Your goal. In how many lines of the records does "subtitle" appear? Answer with one number.

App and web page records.

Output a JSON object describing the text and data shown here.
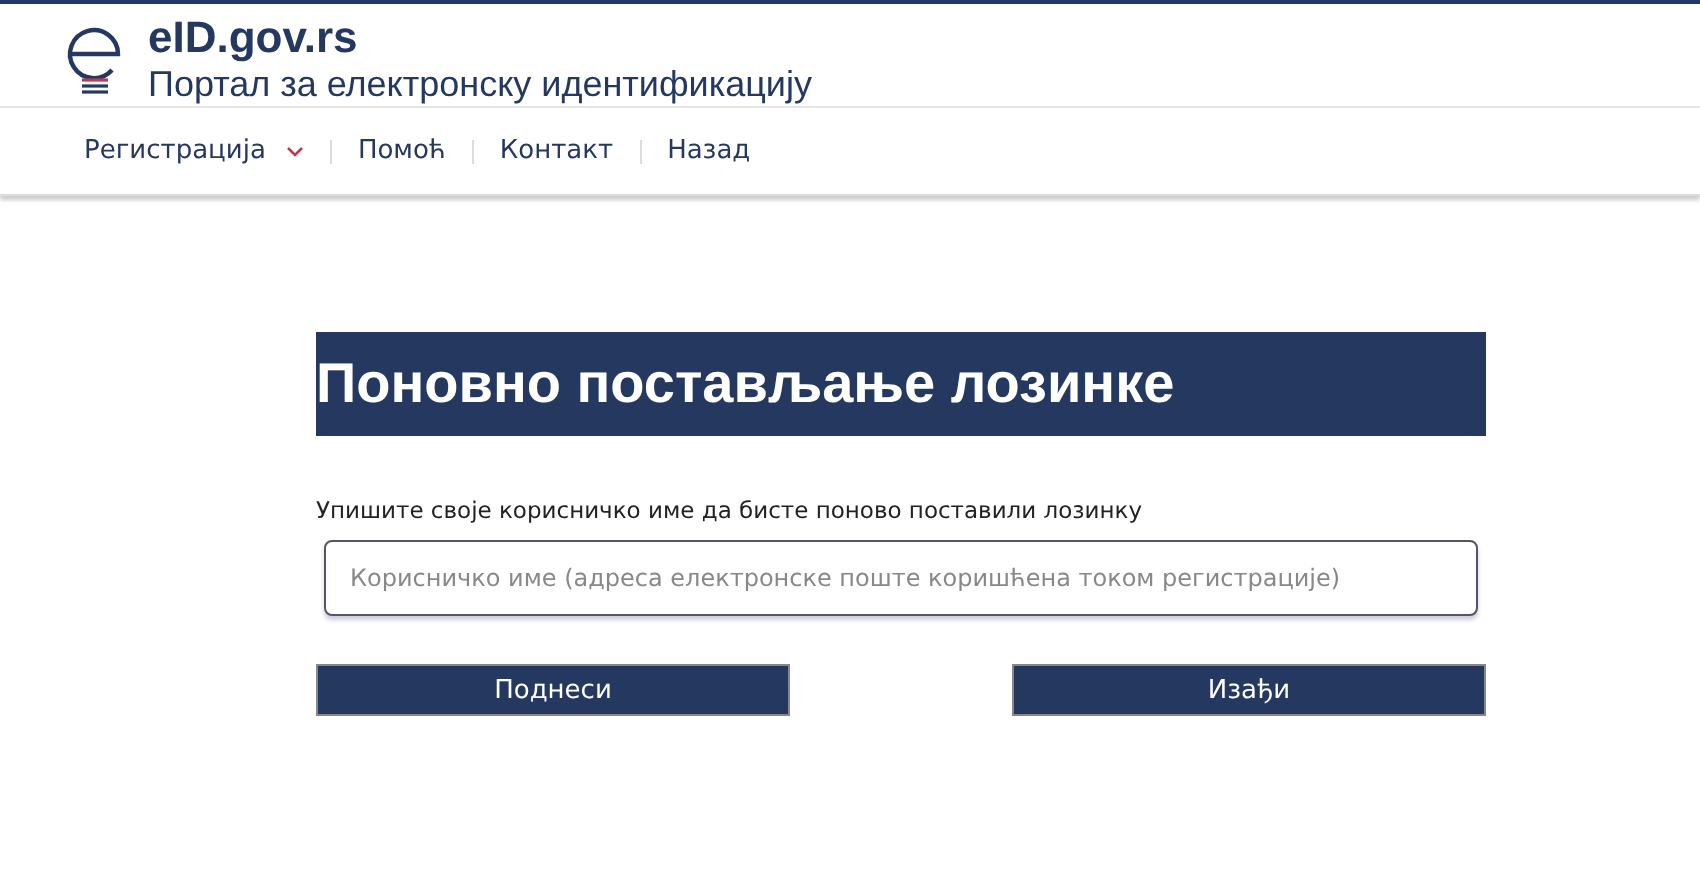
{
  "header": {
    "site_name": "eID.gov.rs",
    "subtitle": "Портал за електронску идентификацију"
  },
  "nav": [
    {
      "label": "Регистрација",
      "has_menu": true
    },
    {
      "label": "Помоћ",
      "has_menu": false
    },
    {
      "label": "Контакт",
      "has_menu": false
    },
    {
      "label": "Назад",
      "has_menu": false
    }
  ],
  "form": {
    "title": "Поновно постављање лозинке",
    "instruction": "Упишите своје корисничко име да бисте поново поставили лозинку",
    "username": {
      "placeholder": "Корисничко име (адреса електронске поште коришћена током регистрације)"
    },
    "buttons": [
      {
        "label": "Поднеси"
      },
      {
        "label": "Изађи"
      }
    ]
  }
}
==
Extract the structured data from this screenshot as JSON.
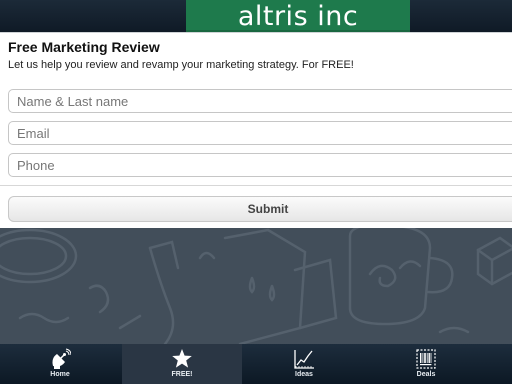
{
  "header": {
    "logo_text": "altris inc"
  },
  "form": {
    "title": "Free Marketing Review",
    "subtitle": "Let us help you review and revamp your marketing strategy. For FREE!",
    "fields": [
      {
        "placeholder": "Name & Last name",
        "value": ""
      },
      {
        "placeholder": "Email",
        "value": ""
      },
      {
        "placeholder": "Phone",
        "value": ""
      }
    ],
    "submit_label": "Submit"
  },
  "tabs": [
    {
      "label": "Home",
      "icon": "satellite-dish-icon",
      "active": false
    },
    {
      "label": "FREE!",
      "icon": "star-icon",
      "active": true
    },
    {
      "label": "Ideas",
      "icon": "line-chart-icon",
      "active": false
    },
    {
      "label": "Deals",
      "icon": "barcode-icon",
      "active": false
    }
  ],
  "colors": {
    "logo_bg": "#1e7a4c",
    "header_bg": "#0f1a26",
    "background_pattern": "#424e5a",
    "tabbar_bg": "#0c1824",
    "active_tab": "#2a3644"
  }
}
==
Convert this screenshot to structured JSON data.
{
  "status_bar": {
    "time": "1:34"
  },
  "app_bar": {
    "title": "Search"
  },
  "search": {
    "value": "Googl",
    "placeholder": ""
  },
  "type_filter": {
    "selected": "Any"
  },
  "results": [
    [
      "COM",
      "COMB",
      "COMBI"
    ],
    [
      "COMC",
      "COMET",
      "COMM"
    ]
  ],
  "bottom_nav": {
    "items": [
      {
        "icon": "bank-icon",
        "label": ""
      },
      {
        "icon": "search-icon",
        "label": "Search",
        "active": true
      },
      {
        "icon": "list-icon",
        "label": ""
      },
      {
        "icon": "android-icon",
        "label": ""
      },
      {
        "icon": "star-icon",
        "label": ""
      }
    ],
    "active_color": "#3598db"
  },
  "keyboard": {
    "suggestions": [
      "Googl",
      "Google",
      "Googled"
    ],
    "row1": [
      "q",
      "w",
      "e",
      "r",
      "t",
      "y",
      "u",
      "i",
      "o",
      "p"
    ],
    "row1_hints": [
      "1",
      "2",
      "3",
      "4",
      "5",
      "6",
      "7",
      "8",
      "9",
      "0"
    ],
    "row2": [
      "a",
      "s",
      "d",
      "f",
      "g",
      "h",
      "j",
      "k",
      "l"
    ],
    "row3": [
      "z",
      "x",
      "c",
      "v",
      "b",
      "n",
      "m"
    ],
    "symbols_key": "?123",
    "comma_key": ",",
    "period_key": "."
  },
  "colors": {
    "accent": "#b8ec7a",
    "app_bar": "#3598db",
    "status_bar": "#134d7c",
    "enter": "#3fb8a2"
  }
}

Answer space. 2